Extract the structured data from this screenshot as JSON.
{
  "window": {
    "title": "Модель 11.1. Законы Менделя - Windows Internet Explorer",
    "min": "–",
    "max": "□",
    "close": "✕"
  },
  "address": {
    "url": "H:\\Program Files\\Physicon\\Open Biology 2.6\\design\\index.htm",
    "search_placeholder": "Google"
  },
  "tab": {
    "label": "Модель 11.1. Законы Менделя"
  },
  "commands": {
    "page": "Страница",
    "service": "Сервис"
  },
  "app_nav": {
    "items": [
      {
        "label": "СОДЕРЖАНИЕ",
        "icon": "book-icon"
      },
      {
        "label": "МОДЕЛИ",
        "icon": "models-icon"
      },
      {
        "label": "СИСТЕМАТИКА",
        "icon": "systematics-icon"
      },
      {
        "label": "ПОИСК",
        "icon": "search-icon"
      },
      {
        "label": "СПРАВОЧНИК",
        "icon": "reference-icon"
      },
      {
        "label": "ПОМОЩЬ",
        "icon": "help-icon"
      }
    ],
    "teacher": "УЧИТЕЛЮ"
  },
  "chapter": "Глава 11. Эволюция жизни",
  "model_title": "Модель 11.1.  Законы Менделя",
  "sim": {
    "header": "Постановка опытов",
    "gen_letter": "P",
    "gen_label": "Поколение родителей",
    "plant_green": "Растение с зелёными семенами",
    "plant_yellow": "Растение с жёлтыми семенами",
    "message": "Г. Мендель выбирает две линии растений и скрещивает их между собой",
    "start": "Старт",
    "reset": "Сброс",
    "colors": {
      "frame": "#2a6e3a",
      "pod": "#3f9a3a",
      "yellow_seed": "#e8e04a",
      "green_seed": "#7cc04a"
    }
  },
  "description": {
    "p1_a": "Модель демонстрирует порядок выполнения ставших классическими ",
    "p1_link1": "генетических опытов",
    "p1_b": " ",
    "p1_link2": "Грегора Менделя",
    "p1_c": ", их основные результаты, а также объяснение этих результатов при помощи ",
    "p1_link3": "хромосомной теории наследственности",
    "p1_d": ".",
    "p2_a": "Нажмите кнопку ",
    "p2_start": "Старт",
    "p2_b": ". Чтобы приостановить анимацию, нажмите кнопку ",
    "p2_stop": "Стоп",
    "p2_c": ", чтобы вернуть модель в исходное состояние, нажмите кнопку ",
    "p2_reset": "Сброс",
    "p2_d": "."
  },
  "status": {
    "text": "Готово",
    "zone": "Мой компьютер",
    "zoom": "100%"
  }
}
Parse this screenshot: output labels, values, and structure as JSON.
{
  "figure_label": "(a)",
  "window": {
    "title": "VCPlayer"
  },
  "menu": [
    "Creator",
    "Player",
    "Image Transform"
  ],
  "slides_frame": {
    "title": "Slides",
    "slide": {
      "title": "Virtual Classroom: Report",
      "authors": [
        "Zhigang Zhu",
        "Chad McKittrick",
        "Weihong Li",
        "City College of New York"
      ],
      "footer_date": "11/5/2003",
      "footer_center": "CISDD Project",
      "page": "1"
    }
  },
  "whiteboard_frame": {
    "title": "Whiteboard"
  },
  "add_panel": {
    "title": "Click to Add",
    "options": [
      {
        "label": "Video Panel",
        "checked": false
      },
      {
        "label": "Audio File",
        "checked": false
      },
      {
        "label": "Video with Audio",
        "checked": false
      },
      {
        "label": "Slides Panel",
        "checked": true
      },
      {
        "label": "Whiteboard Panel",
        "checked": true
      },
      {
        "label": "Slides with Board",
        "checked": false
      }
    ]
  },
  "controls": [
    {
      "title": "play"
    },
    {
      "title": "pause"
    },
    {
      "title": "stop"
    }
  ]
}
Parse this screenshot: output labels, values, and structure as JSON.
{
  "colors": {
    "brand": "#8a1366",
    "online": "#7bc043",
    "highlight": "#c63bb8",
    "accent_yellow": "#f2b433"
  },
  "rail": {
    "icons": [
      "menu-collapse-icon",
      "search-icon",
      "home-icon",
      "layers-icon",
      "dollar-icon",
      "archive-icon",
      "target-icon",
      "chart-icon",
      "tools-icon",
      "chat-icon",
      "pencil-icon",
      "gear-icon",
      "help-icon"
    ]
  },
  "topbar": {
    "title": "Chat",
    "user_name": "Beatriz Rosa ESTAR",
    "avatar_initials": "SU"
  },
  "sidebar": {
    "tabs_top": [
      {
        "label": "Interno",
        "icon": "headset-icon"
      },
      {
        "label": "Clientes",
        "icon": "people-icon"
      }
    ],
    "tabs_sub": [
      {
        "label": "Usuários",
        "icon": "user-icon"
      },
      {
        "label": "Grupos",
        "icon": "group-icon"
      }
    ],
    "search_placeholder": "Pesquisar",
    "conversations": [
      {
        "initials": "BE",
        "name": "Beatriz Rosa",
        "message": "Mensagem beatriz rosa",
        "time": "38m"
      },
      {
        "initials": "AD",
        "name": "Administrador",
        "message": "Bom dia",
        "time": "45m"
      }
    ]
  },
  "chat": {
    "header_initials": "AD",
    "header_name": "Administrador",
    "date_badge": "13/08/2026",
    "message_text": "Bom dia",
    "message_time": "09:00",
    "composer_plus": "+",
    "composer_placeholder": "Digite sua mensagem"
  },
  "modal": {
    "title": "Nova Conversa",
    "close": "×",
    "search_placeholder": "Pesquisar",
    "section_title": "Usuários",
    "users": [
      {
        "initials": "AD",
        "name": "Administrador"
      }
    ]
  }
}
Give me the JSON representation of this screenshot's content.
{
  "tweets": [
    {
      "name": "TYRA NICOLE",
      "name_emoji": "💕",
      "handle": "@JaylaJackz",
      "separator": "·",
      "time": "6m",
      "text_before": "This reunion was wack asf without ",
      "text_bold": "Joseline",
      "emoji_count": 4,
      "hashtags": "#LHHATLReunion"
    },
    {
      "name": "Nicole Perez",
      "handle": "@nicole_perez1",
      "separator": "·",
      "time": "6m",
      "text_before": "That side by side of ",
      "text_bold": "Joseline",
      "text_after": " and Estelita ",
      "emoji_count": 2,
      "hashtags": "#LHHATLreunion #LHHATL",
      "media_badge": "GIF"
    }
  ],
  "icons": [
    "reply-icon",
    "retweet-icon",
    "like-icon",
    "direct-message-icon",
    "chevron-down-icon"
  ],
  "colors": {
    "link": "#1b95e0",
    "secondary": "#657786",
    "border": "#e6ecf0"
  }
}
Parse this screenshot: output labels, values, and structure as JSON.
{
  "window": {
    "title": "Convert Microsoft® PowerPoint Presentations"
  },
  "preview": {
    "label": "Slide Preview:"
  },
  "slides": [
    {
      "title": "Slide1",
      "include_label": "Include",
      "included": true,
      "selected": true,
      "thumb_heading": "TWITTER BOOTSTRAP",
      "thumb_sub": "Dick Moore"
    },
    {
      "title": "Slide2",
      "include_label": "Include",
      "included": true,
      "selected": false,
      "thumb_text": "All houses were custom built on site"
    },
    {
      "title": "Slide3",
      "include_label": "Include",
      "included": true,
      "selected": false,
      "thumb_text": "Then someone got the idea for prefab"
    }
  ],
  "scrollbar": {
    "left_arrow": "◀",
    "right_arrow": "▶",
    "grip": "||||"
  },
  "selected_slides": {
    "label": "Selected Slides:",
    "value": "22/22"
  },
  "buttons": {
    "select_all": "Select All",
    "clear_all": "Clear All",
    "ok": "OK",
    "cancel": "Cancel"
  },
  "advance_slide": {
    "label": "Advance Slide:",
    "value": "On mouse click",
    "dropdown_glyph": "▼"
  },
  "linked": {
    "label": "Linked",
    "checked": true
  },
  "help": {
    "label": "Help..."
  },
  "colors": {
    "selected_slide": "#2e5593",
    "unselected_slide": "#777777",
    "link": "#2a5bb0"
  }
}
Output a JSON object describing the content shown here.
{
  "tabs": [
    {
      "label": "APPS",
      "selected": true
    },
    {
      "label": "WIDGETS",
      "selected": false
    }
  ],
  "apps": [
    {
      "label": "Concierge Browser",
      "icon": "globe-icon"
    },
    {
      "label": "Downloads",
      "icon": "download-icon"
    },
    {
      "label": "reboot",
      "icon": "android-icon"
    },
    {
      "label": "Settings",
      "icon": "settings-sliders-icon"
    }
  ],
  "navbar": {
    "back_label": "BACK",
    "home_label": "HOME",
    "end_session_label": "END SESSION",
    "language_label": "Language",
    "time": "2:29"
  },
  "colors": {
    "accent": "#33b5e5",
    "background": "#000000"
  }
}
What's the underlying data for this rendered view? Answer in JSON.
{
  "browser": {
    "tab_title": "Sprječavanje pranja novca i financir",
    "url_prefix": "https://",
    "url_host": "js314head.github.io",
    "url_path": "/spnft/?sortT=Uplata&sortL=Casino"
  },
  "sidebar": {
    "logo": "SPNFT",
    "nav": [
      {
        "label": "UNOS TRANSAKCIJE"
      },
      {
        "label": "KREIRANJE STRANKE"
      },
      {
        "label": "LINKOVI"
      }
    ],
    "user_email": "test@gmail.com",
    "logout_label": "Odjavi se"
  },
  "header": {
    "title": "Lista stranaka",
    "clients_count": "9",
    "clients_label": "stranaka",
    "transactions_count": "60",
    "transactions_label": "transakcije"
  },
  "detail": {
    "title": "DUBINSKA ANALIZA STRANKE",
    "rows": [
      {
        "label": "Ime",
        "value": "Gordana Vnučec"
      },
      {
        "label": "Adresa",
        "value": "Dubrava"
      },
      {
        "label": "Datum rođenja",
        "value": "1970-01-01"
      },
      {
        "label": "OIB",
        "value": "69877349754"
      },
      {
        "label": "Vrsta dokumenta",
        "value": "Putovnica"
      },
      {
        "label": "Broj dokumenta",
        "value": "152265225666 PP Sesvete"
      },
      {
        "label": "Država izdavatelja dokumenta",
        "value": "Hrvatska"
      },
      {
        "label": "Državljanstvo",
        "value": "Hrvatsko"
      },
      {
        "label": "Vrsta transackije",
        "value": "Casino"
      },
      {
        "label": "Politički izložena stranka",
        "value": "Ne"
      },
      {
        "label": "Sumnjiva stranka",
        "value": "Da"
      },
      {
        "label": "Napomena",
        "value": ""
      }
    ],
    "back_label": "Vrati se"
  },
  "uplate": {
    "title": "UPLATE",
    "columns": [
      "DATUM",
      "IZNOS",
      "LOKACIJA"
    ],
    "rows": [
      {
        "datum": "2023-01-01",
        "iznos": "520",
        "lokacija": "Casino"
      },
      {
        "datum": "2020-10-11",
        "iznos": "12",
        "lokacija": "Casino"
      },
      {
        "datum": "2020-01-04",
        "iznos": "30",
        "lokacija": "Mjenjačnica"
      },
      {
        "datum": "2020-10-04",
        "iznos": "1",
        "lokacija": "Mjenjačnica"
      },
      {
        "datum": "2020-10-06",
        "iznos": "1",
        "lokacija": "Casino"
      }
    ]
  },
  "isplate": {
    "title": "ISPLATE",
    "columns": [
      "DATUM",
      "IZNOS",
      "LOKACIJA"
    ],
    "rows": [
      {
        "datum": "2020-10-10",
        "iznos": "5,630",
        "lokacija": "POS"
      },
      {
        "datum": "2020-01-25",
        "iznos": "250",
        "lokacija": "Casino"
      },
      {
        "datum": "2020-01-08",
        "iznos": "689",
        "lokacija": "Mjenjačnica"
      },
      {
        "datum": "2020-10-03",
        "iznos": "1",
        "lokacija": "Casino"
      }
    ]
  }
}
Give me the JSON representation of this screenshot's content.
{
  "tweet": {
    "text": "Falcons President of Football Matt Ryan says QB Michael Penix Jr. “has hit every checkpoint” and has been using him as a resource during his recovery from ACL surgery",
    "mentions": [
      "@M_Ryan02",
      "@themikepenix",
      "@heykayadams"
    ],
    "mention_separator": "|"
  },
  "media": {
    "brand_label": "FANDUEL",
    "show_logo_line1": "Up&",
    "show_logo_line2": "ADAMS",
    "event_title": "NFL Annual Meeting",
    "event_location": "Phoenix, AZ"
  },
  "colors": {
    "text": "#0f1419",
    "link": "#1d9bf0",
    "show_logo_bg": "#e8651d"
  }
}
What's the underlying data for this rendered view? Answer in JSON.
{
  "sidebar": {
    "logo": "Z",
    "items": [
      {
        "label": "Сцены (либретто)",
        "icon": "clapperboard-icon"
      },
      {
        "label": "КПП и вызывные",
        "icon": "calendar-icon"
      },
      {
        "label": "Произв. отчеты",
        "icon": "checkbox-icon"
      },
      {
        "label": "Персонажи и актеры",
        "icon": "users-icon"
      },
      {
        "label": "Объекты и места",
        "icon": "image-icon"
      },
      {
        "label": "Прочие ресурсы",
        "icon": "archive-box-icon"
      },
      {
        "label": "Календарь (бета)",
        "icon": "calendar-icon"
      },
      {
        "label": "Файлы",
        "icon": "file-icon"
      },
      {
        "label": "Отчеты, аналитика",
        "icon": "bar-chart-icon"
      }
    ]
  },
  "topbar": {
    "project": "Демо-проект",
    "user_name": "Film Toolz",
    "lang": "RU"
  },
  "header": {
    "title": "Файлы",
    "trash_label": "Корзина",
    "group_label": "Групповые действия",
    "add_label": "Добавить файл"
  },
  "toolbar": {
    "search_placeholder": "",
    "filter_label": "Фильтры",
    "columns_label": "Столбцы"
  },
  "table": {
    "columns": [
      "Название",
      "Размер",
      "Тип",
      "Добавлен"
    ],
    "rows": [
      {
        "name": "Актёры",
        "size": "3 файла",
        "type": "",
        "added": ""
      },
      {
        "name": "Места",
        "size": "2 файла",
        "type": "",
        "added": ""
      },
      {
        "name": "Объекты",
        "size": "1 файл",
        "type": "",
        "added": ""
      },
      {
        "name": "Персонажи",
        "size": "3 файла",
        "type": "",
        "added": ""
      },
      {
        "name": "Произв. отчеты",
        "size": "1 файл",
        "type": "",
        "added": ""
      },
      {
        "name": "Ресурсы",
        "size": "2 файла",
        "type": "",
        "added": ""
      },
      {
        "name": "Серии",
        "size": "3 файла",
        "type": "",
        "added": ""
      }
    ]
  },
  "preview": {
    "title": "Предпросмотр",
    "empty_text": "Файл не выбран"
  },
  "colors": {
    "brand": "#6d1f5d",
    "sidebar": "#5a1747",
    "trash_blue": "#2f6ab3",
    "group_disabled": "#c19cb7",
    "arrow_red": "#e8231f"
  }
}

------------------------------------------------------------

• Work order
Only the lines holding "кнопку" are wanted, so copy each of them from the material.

• Solved problem
    "p2_a": "Нажмите кнопку ",
    "p2_b": ". Чтобы приостановить анимацию, нажмите кнопку ",
    "p2_c": ", чтобы вернуть модель в исходное состояние, нажмите кнопку ",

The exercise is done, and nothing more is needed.